This insightful book also covers topics such as the use of FGCs in different areas of children and families social work, uses case studies to illustrate current practice, and explores whether FGCs should become a mainstream function of children and families social work.
In much of the West the concerns of rural people are marginalised and rural issues neglected. This stimulating book draws upon a rich variety of material to show why rural social work is such a challenging field of practice. It incorporates research from different disciplines and places to provide an accessible and comprehensive introduction to rural practice.
The first part of the book focuses upon the experience of rurality. The second part of the book turns to the development of rural practice, reviewing different ways of working from casework through to community development.
This book is relevant to planners, managers and practitioners not only in social work but also in other welfare services such as health and youth work, who are likely to face similar challenges.
America has been at war for most of the 20th and 21st centuries and during that time has progressively moved towards a vicarious form of warfare, where key tasks are delegated to proxies, the military’s exposure to danger is limited, and special forces and covert instruments are on the increase. Important strategic decisions are taken with minimal scrutiny or public engagement.
This compelling account charts the historical emergence of this distinctive tradition of war and explains the factors driving its contemporary prominence. It contrasts the tactical advantages of vicarious warfare with its hidden costs and potential to cause significant strategic harm.

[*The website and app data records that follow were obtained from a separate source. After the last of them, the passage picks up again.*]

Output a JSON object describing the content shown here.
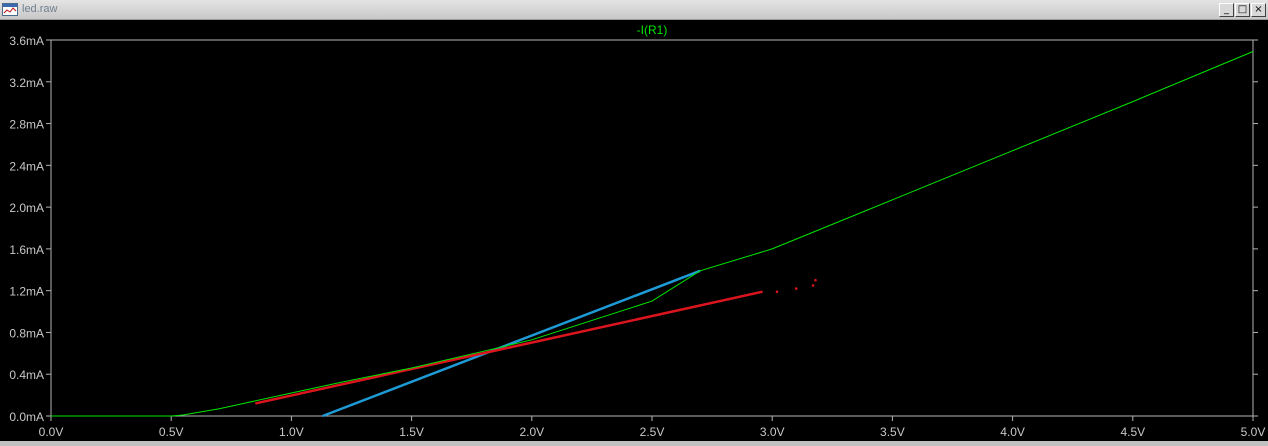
{
  "window": {
    "title": "led.raw",
    "buttons": {
      "minimize": "_",
      "maximize": "□",
      "close": "×"
    },
    "icon": "waveform-viewer-icon"
  },
  "colors": {
    "background": "#000000",
    "axis": "#b4b4b4",
    "tick_label": "#c8c8c8",
    "trace_label": "#00e600",
    "trace": "#00e600",
    "line_blue": "#1e9bd7",
    "line_red": "#dc141e"
  },
  "chart_data": {
    "type": "line",
    "title": "",
    "xlabel": "",
    "ylabel": "",
    "xlim": [
      0,
      5
    ],
    "ylim": [
      0,
      3.6
    ],
    "grid": false,
    "x_ticks": [
      0,
      0.5,
      1.0,
      1.5,
      2.0,
      2.5,
      3.0,
      3.5,
      4.0,
      4.5,
      5.0
    ],
    "x_tick_labels": [
      "0.0V",
      "0.5V",
      "1.0V",
      "1.5V",
      "2.0V",
      "2.5V",
      "3.0V",
      "3.5V",
      "4.0V",
      "4.5V",
      "5.0V"
    ],
    "y_ticks": [
      0,
      0.4,
      0.8,
      1.2,
      1.6,
      2.0,
      2.4,
      2.8,
      3.2,
      3.6
    ],
    "y_tick_labels": [
      "0.0mA",
      "0.4mA",
      "0.8mA",
      "1.2mA",
      "1.6mA",
      "2.0mA",
      "2.4mA",
      "2.8mA",
      "3.2mA",
      "3.6mA"
    ],
    "series": [
      {
        "name": "-I(R1)",
        "color": "#00e600",
        "x": [
          0,
          0.5,
          0.55,
          0.6,
          0.7,
          0.8,
          1.0,
          1.2,
          1.5,
          1.8,
          2.0,
          2.5,
          2.7,
          3.0,
          3.5,
          4.0,
          4.5,
          5.0
        ],
        "y": [
          0,
          0,
          0.01,
          0.03,
          0.07,
          0.12,
          0.22,
          0.32,
          0.46,
          0.62,
          0.73,
          1.1,
          1.39,
          1.6,
          2.07,
          2.54,
          3.01,
          3.49
        ]
      }
    ],
    "annotation_lines": [
      {
        "color": "#1e9bd7",
        "x": [
          1.13,
          2.7
        ],
        "y": [
          0.0,
          1.39
        ]
      },
      {
        "color": "#dc141e",
        "x": [
          0.85,
          2.96
        ],
        "y": [
          0.12,
          1.19
        ]
      }
    ],
    "annotation_dots": {
      "color": "#dc141e",
      "x": [
        3.02,
        3.1,
        3.17,
        3.18
      ],
      "y": [
        1.19,
        1.22,
        1.25,
        1.3
      ]
    }
  }
}
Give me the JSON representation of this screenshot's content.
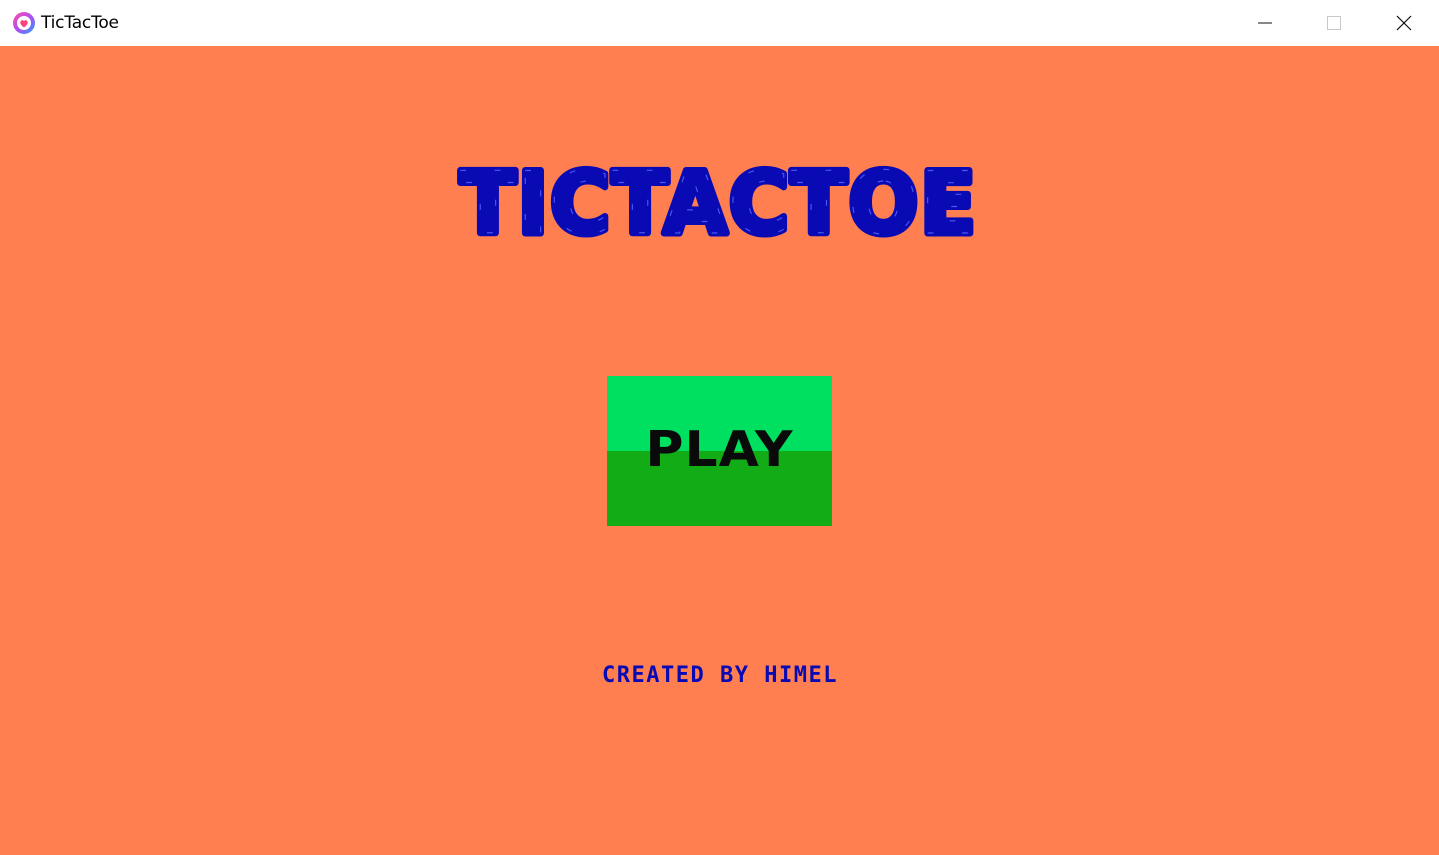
{
  "window": {
    "title": "TicTacToe",
    "icons": {
      "app": "app-logo-icon",
      "minimize": "minimize-icon",
      "maximize": "maximize-icon",
      "close": "close-icon"
    }
  },
  "menu": {
    "title": "TICTACTOE",
    "play_label": "PLAY",
    "credits": "CREATED BY HIMEL"
  },
  "colors": {
    "background": "#ff7f50",
    "title": "#0a0ab4",
    "play_top": "#00e060",
    "play_bottom": "#12ac17",
    "play_text": "#0a0a0a",
    "credits": "#0a0ab4"
  }
}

Ten percent of the world’s population lives on islands, but until now the place and space characteristics of islands in criminological theory have not been deeply considered. This book moves beyond the question of whether islands have more, or less, crime than other places, and instead addresses issues of how, and by whom, crime is defined in island settings, which crimes are policed and visible, and who is subject to regulation. These questions are informed by ‘the politics of place and belonging’ and the distinctive social networks and normative structures of island communities.